The Living End And Ash Grunwald
TO DATE ASH GRUNWALD IS A BLOKE WHO’S MADE MUSIC ON HIS OWN AND ON HIS OWN TERMS. BUT THERE’S BEEN A THOUGHT TAPPING ON THE CREATIVE MIND OF MR GRUNWALD WHO THOUGHT PERHAPS THAT TWO-THIRDS OF THE LIVING END COULD BE HIS BAND ON MORE THAN JUST A SINGLE. WELL THE PLANETS ALIGNED AND THE GUYS BASHED OUT AN ALBUM. AND HEREIN LIES THE STORY OF GARGANTUA!
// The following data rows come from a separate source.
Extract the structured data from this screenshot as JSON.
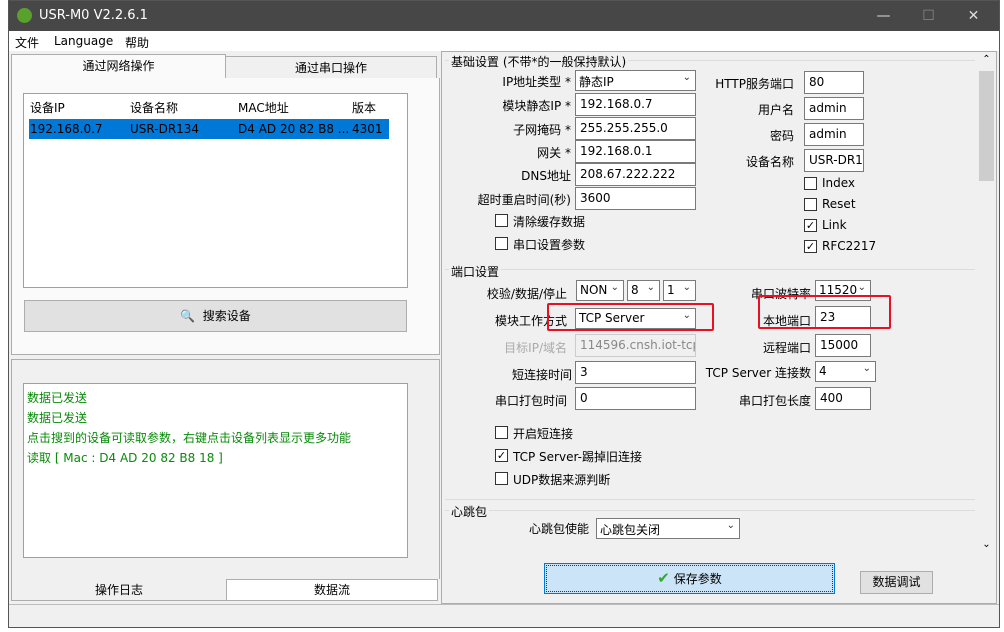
{
  "window": {
    "title": "USR-M0 V2.2.6.1",
    "minimize": "—",
    "maximize": "☐",
    "close": "✕"
  },
  "menu": [
    "文件",
    "Language",
    "帮助"
  ],
  "left": {
    "tabs": [
      "通过网络操作",
      "通过串口操作"
    ],
    "table": {
      "headers": [
        "设备IP",
        "设备名称",
        "MAC地址",
        "版本"
      ],
      "rows": [
        [
          "192.168.0.7",
          "USR-DR134",
          "D4 AD 20 82 B8 ...",
          "4301"
        ]
      ]
    },
    "search_button": "搜索设备",
    "log": [
      "数据已发送",
      "数据已发送",
      "点击搜到的设备可读取参数，右键点击设备列表显示更多功能",
      "读取 [ Mac : D4 AD 20 82 B8 18 ]"
    ],
    "bottom_tabs": [
      "操作日志",
      "数据流"
    ]
  },
  "basic": {
    "legend": "基础设置 (不带*的一般保持默认)",
    "ip_type": {
      "label": "IP地址类型 *",
      "value": "静态IP"
    },
    "static_ip": {
      "label": "模块静态IP *",
      "value": "192.168.0.7"
    },
    "subnet": {
      "label": "子网掩码 *",
      "value": "255.255.255.0"
    },
    "gateway": {
      "label": "网关 *",
      "value": "192.168.0.1"
    },
    "dns": {
      "label": "DNS地址",
      "value": "208.67.222.222"
    },
    "timeout": {
      "label": "超时重启时间(秒)",
      "value": "3600"
    },
    "clear_cache": {
      "label": "清除缓存数据",
      "checked": false
    },
    "serial_params": {
      "label": "串口设置参数",
      "checked": false
    },
    "http_port": {
      "label": "HTTP服务端口",
      "value": "80"
    },
    "username": {
      "label": "用户名",
      "value": "admin"
    },
    "password": {
      "label": "密码",
      "value": "admin"
    },
    "device_name": {
      "label": "设备名称",
      "value": "USR-DR1"
    },
    "index": {
      "label": "Index",
      "checked": false
    },
    "reset": {
      "label": "Reset",
      "checked": false
    },
    "link": {
      "label": "Link",
      "checked": true
    },
    "rfc2217": {
      "label": "RFC2217",
      "checked": true
    }
  },
  "port": {
    "legend": "端口设置",
    "parity": {
      "label": "校验/数据/停止",
      "parity": "NON",
      "data": "8",
      "stop": "1"
    },
    "baud": {
      "label": "串口波特率",
      "value": "11520"
    },
    "mode": {
      "label": "模块工作方式",
      "value": "TCP Server"
    },
    "local_port": {
      "label": "本地端口",
      "value": "23"
    },
    "target": {
      "label": "目标IP/域名",
      "value": "114596.cnsh.iot-tcp."
    },
    "remote_port": {
      "label": "远程端口",
      "value": "15000"
    },
    "short_time": {
      "label": "短连接时间",
      "value": "3"
    },
    "conn_count": {
      "label": "TCP Server 连接数",
      "value": "4"
    },
    "pack_time": {
      "label": "串口打包时间",
      "value": "0"
    },
    "pack_len": {
      "label": "串口打包长度",
      "value": "400"
    },
    "short_conn": {
      "label": "开启短连接",
      "checked": false
    },
    "kick_old": {
      "label": "TCP Server-踢掉旧连接",
      "checked": true
    },
    "udp_src": {
      "label": "UDP数据来源判断",
      "checked": false
    }
  },
  "heartbeat": {
    "legend": "心跳包",
    "enable": {
      "label": "心跳包使能",
      "value": "心跳包关闭"
    }
  },
  "buttons": {
    "save": "保存参数",
    "debug": "数据调试"
  },
  "colors": {
    "selection": "#0078d7",
    "log_text": "#0a8a0a",
    "highlight": "#e81123"
  }
}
’The whole thing of being the king of your own musical fiefdom is that you can do what you want. It’s been part of my schtick. I have always rolled onto stage and not known what I was going to play first. I’ve taken that approach to who I’m going to play with. I think the stronger sense of musical self you have the more you can do that. This time I’ve gone electric. It’s rocky. I wasn’t expecting that.’
Creating Gargantua was a lot of fun for Grunwald.
’I am playing with a character drummer. Andy (Strachan) is the biggest drummer in the biggest band in the country. I don’t have to tell him what to do. I am into it because I have asked for their flavour. It’s not a session with paid musicians – we are in each others band, and it’s gone really well. We did a cover of Crazy to promote the tour and it got picked up on commercial radio and I’ve never had that before. We basically went straight to a recording studio and recorded this album!’
’I am really proud of it.’ Grunwald admits that it’s not in his usual style, that he’d always opted for restraint, and the less-is-more approach.
’I really loved the old black blues players and I loved Albert King, BB King, and I have been concentrating on playing fewer notes for my solo show for a decade so I played without bass players. If I did impro, it would be short, or using rhythmic patterns. So doing this album was like getting back to mega younger and playing with little three pieces and doing guitar riffage…’
Ash Grunwald proves in this punchy new offering that you don’t need a huge line up to get a big sound.
’The words they used to use were power trio, Hendrix, Stevie Ray Vaughn. I guess it all went wrong after that. There were guys riffing for far too long. I have always been restrained. I am not going to go for the 10-minute solo and subsequently that part of me atrophied, whereas that was the nature of what happened, so I have allowed myself to indulge a little! I don’t think I have over-indulged!’
One of Grunwald’s most powerful tracks is Last Stand, a song about what he has witnessed first hand in the outskirts of Tara in Southwestern QLD, where CSG mining has given rise to health problems, and environmental impacts.
Ash believes that not enough people are getting behind the message, neither do they really understand the longterm impacts of CSG on communities.
’I have really good friends who are intelligent nice people – very compassionate, who tick all the boxes but they are not really interested in the CSG issue at all. People, I guess as humans we are pretty selfish, and just interested in ourselves. In my last album I wrote a song with a chorus like that, asking where are people when you need them, but I’ve been as guilty as anyone. I have always paid lip-service, I have done charity gigs and all those things that have cleansed my conscience, but I am going out on the campaign trail. I am making a film so I can show people what is happening first hand.’
Grunwald is joined by Scott Owen and Andy Strachan of the Living End at the Hotel Great Northern on Thursday.
Tickets $25 + bf from thenorthern.oztix.com.au. Doors 8.30pm.